2. If a pitcher hits a fly ball past said infield stripe, the reulting dishonor for the opposing team forces them to treat it as a home run. No fielding may take place in such an event.

3. If you attempt to steal a base, you must commit to that steal. You may not turn back halfway while the throw dribbles down to second base.

4. If you have runners on first and third, you may not double steal, since the thrown ball is so slow that you cannot prevent the runner taking second without the runner from third scoring. That is, as Chruchill once wrote in his war journals, “bullshit”.

Article IV: Pitching and Hitting

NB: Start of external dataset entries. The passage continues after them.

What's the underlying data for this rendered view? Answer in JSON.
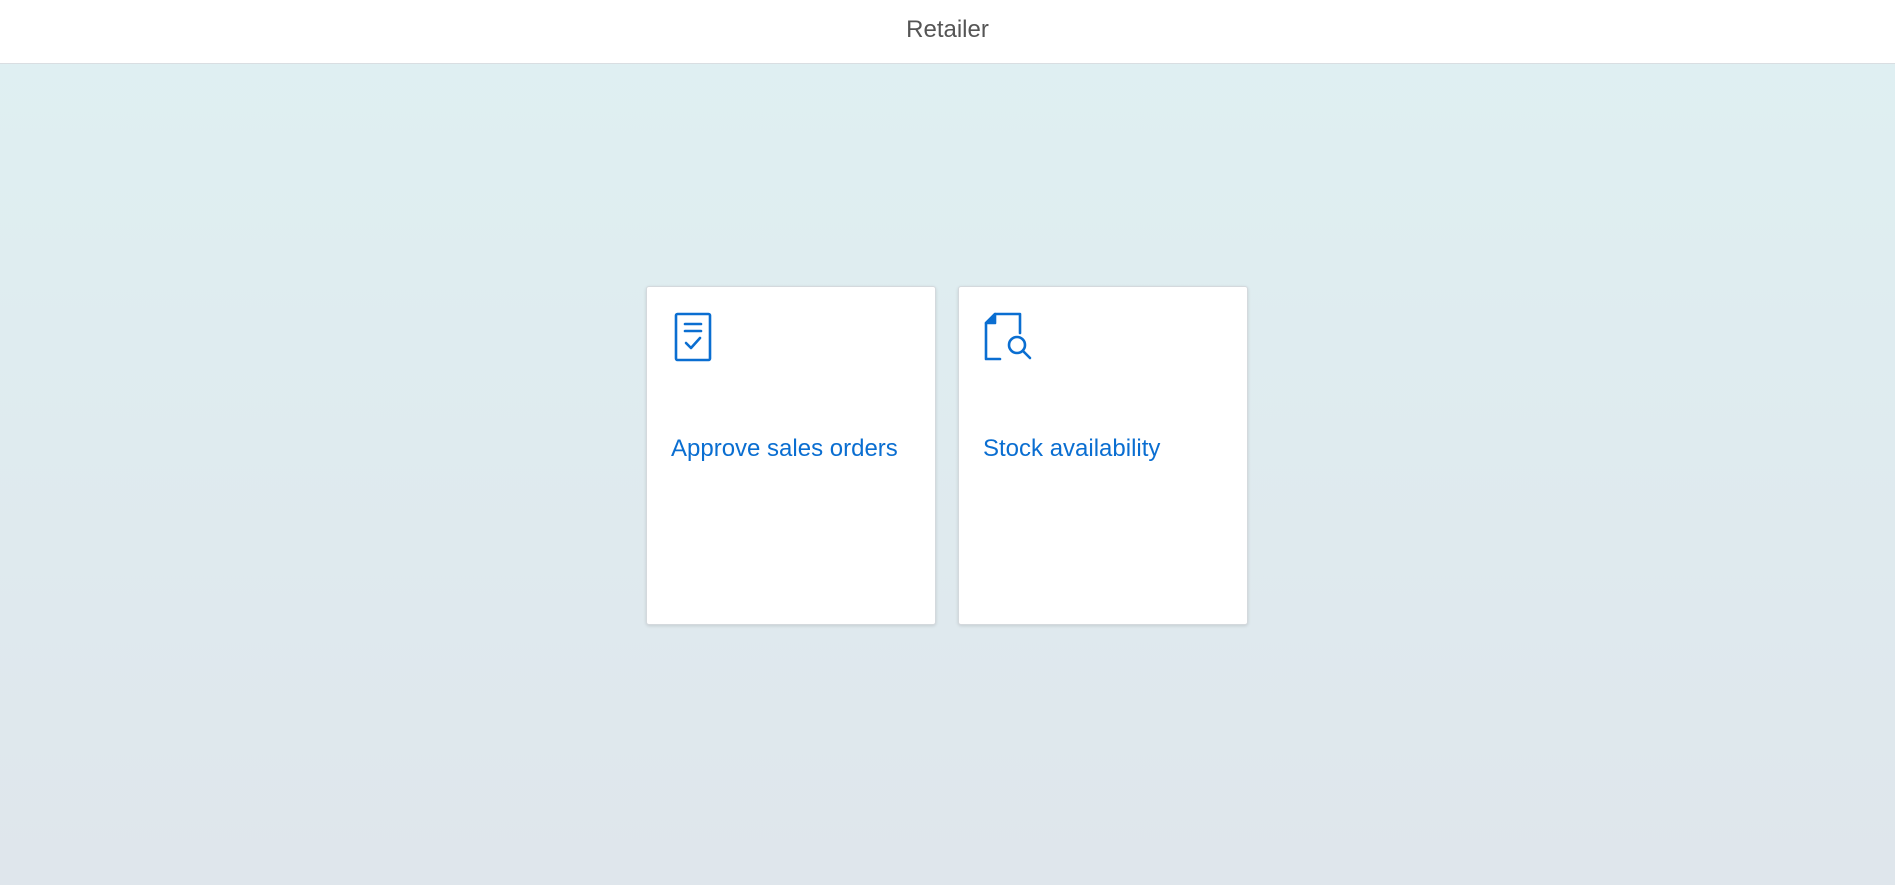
{
  "header": {
    "title": "Retailer"
  },
  "colors": {
    "accent": "#0a6ed1",
    "header_text": "#555555",
    "background_top": "#dff0f2",
    "background_bottom": "#dfe6ec"
  },
  "tiles": [
    {
      "title": "Approve sales orders",
      "icon": "document-checkmark-icon"
    },
    {
      "title": "Stock availability",
      "icon": "document-search-icon"
    }
  ]
}
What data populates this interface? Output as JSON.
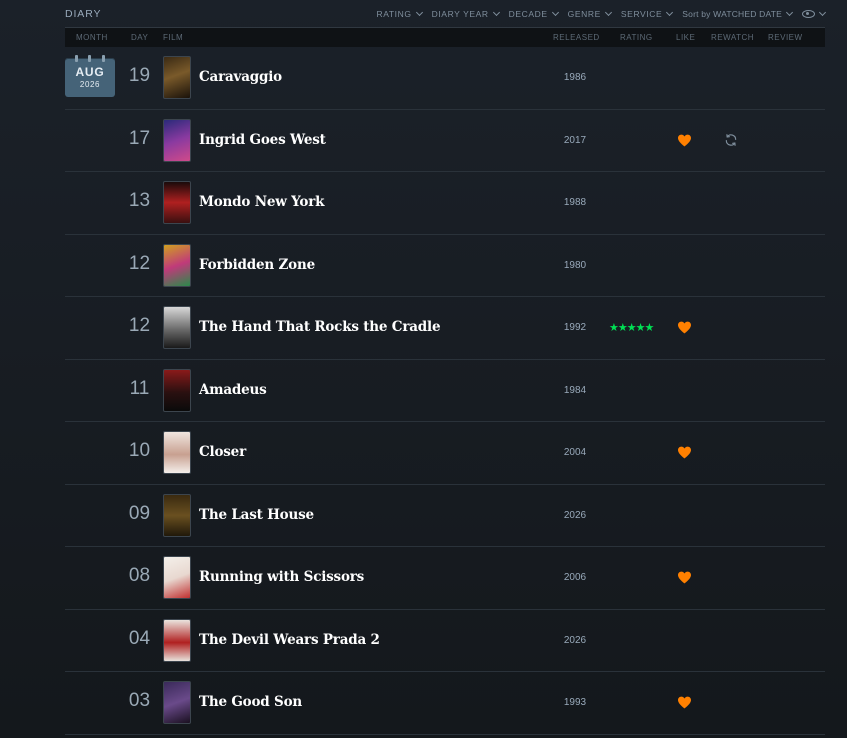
{
  "header": {
    "title": "DIARY",
    "filters": [
      {
        "label": "RATING"
      },
      {
        "label": "DIARY YEAR"
      },
      {
        "label": "DECADE"
      },
      {
        "label": "GENRE"
      },
      {
        "label": "SERVICE"
      },
      {
        "label": "Sort by WATCHED DATE"
      }
    ]
  },
  "columns": {
    "month": "MONTH",
    "day": "DAY",
    "film": "FILM",
    "released": "RELEASED",
    "rating": "RATING",
    "like": "LIKE",
    "rewatch": "REWATCH",
    "review": "REVIEW"
  },
  "calendar": {
    "month": "AUG",
    "year": "2026"
  },
  "colors": {
    "accent_star": "#00e054",
    "accent_heart": "#ff8000",
    "calendar_bg": "#456378"
  },
  "entries": [
    {
      "day": "19",
      "title": "Caravaggio",
      "year": "1986",
      "rating": "",
      "liked": false,
      "rewatch": false
    },
    {
      "day": "17",
      "title": "Ingrid Goes West",
      "year": "2017",
      "rating": "",
      "liked": true,
      "rewatch": true
    },
    {
      "day": "13",
      "title": "Mondo New York",
      "year": "1988",
      "rating": "",
      "liked": false,
      "rewatch": false
    },
    {
      "day": "12",
      "title": "Forbidden Zone",
      "year": "1980",
      "rating": "",
      "liked": false,
      "rewatch": false
    },
    {
      "day": "12",
      "title": "The Hand That Rocks the Cradle",
      "year": "1992",
      "rating": "★★★★★",
      "liked": true,
      "rewatch": false
    },
    {
      "day": "11",
      "title": "Amadeus",
      "year": "1984",
      "rating": "",
      "liked": false,
      "rewatch": false
    },
    {
      "day": "10",
      "title": "Closer",
      "year": "2004",
      "rating": "",
      "liked": true,
      "rewatch": false
    },
    {
      "day": "09",
      "title": "The Last House",
      "year": "2026",
      "rating": "",
      "liked": false,
      "rewatch": false
    },
    {
      "day": "08",
      "title": "Running with Scissors",
      "year": "2006",
      "rating": "",
      "liked": true,
      "rewatch": false
    },
    {
      "day": "04",
      "title": "The Devil Wears Prada 2",
      "year": "2026",
      "rating": "",
      "liked": false,
      "rewatch": false
    },
    {
      "day": "03",
      "title": "The Good Son",
      "year": "1993",
      "rating": "",
      "liked": true,
      "rewatch": false
    }
  ]
}
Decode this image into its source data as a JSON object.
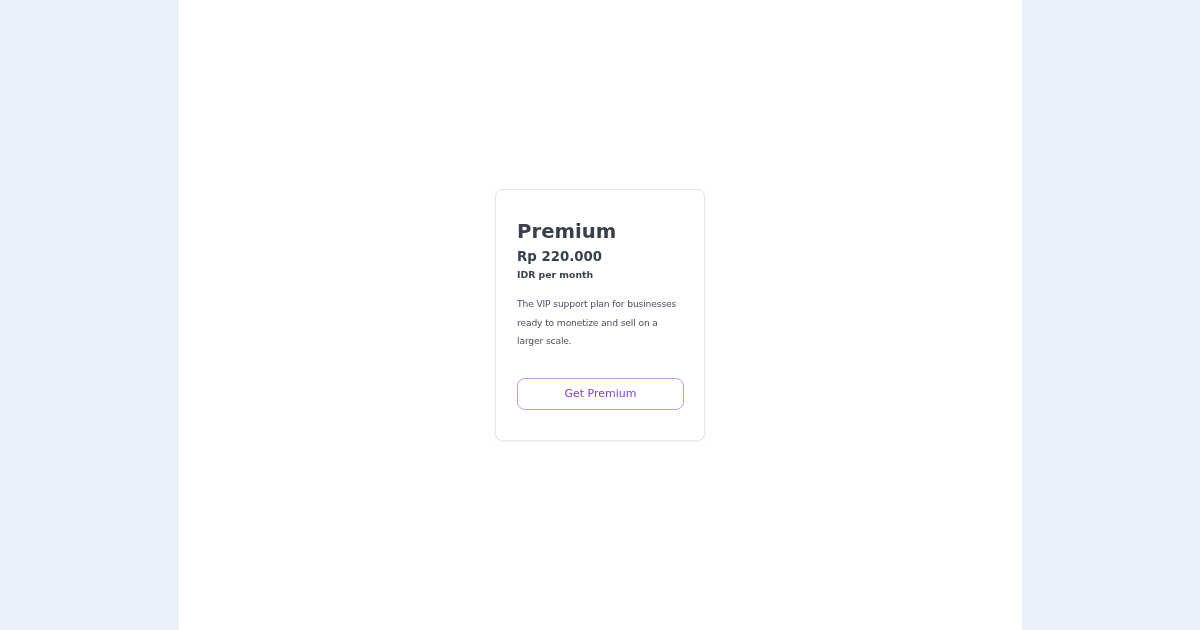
{
  "card": {
    "title": "Premium",
    "price": "Rp 220.000",
    "period": "IDR per month",
    "description": "The VIP support plan for businesses ready to monetize and sell on a larger scale.",
    "button": {
      "label": "Get Premium"
    }
  }
}
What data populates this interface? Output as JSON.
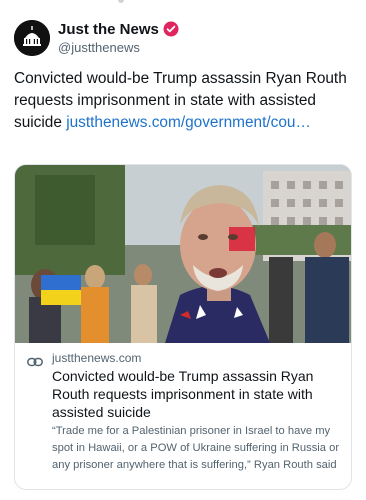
{
  "account": {
    "display_name": "Just the News",
    "handle": "@justthenews",
    "verified_icon": "verified-badge-icon",
    "verified_color": "#e0245e"
  },
  "post": {
    "text": "Convicted would-be Trump assassin Ryan Routh requests imprisonment in state with assisted suicide ",
    "link_text": "justthenews.com/government/cou…",
    "link_color": "#1d72c9"
  },
  "card": {
    "domain": "justthenews.com",
    "title": "Convicted would-be Trump assassin Ryan Routh requests imprisonment in state with assisted suicide",
    "description": "“Trade me for a Palestinian prisoner in Israel to have my spot in Hawaii, or a POW of Ukraine suffering in Russia or any prisoner anywhere that is suffering,” Ryan Routh said",
    "link_icon": "link-chain-icon"
  }
}
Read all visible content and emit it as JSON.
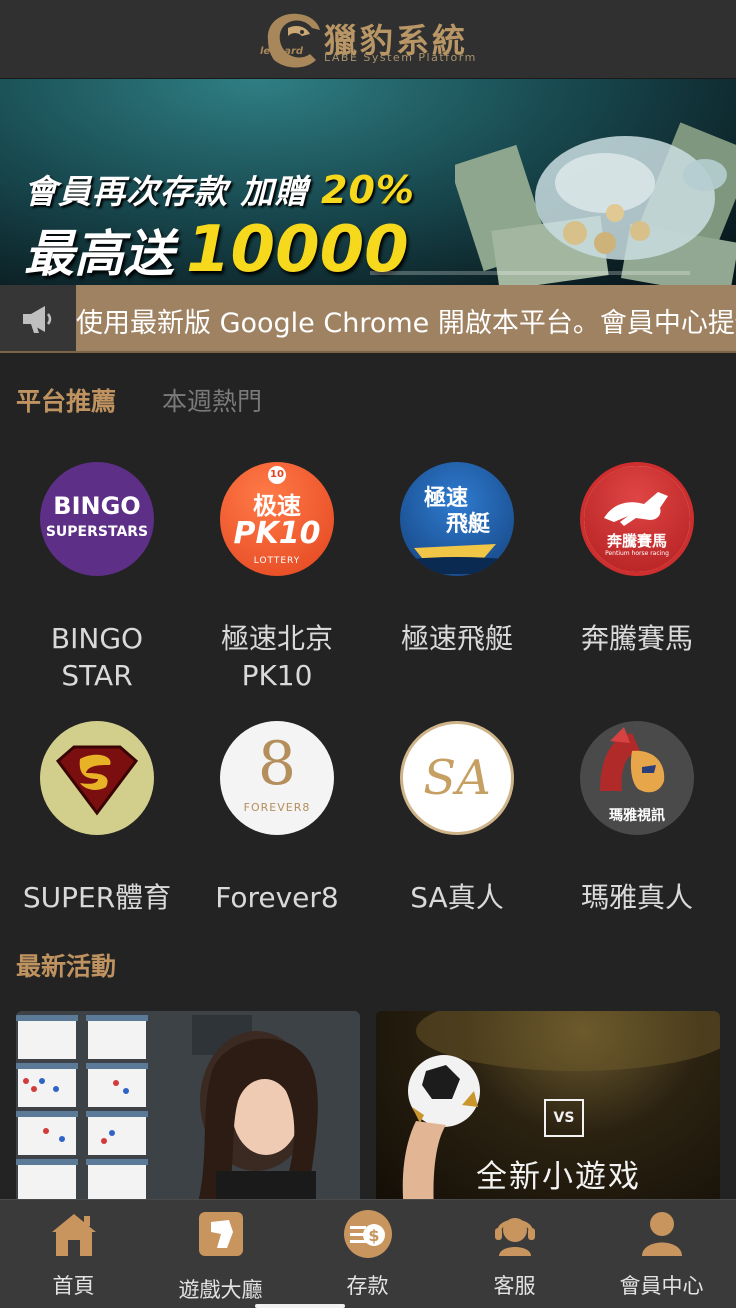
{
  "header": {
    "logo_title": "獵豹系統",
    "logo_subtitle": "LABE System Platform",
    "logo_badge": "leopard"
  },
  "banner": {
    "line1_text": "會員再次存款 加贈",
    "line1_highlight": "20%",
    "line2_text": "最高送",
    "line2_highlight": "10000"
  },
  "announcement": {
    "icon": "megaphone-icon",
    "text": "使用最新版 Google Chrome 開啟本平台。會員中心提供"
  },
  "tabs": [
    {
      "label": "平台推薦",
      "active": true
    },
    {
      "label": "本週熱門",
      "active": false
    }
  ],
  "games": [
    {
      "label": "BINGO\nSTAR",
      "icon_text_1": "BINGO",
      "icon_text_2": "SUPERSTARS"
    },
    {
      "label": "極速北京\nPK10",
      "icon_text_1": "极速",
      "icon_text_2": "PK10",
      "icon_text_3": "LOTTERY",
      "icon_text_4": "10"
    },
    {
      "label": "極速飛艇",
      "icon_text_1": "極速",
      "icon_text_2": "飛艇"
    },
    {
      "label": "奔騰賽馬",
      "icon_text_1": "奔騰賽馬",
      "icon_text_2": "Pentium horse racing"
    },
    {
      "label": "SUPER體育"
    },
    {
      "label": "Forever8",
      "icon_text_1": "FOREVER8"
    },
    {
      "label": "SA真人",
      "icon_text_1": "SA"
    },
    {
      "label": "瑪雅真人",
      "icon_text_1": "瑪雅視訊"
    }
  ],
  "section": {
    "latest_title": "最新活動"
  },
  "promos": [
    {
      "name": "baccarat-promo"
    },
    {
      "name": "mini-game-promo",
      "vs": "VS",
      "text": "全新小遊戏"
    }
  ],
  "bottom_nav": [
    {
      "label": "首頁",
      "icon": "home-icon"
    },
    {
      "label": "遊戲大廳",
      "icon": "game-lobby-icon"
    },
    {
      "label": "存款",
      "icon": "deposit-icon"
    },
    {
      "label": "客服",
      "icon": "customer-service-icon"
    },
    {
      "label": "會員中心",
      "icon": "member-icon"
    }
  ],
  "colors": {
    "accent_gold": "#bf9360",
    "marquee_bg": "#9f8262",
    "banner_yellow": "#f6d81c",
    "background": "#232323"
  }
}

(This is the aspect of RBI Baseball that sees the most variance from one location to another. Depending on your hometown, there may be rules that pitchers cannot throw curves, or that they can throw curves, or that they can, but if they throw a ball the next pitch must be straight down the middle, or if you throw a ball to a pitcher the next batter automatically starts the count 2-0, or that drop balls are illegal, because the only way to tell if a pitch is a drop ball is by audio clues and that would require listening to the RBI Baseball music to which no person, regardless of his or her previous crimes, should be subjected. Again, be sure to broach these subjects, or have your seconds discuss them, prior to the beginning of the ballgame.)

Article V: Miscellaneous

1. No player may distract or inhibit another player from playing by means outside of the game. Doing so tarnishes RBI Baseball and may lead to a permanent loss of RBI privileges.

2. Just as in real life, if a player is defeated by the Houston Astros, they must retire to an evening of quiet contemplation over their shame and weakness.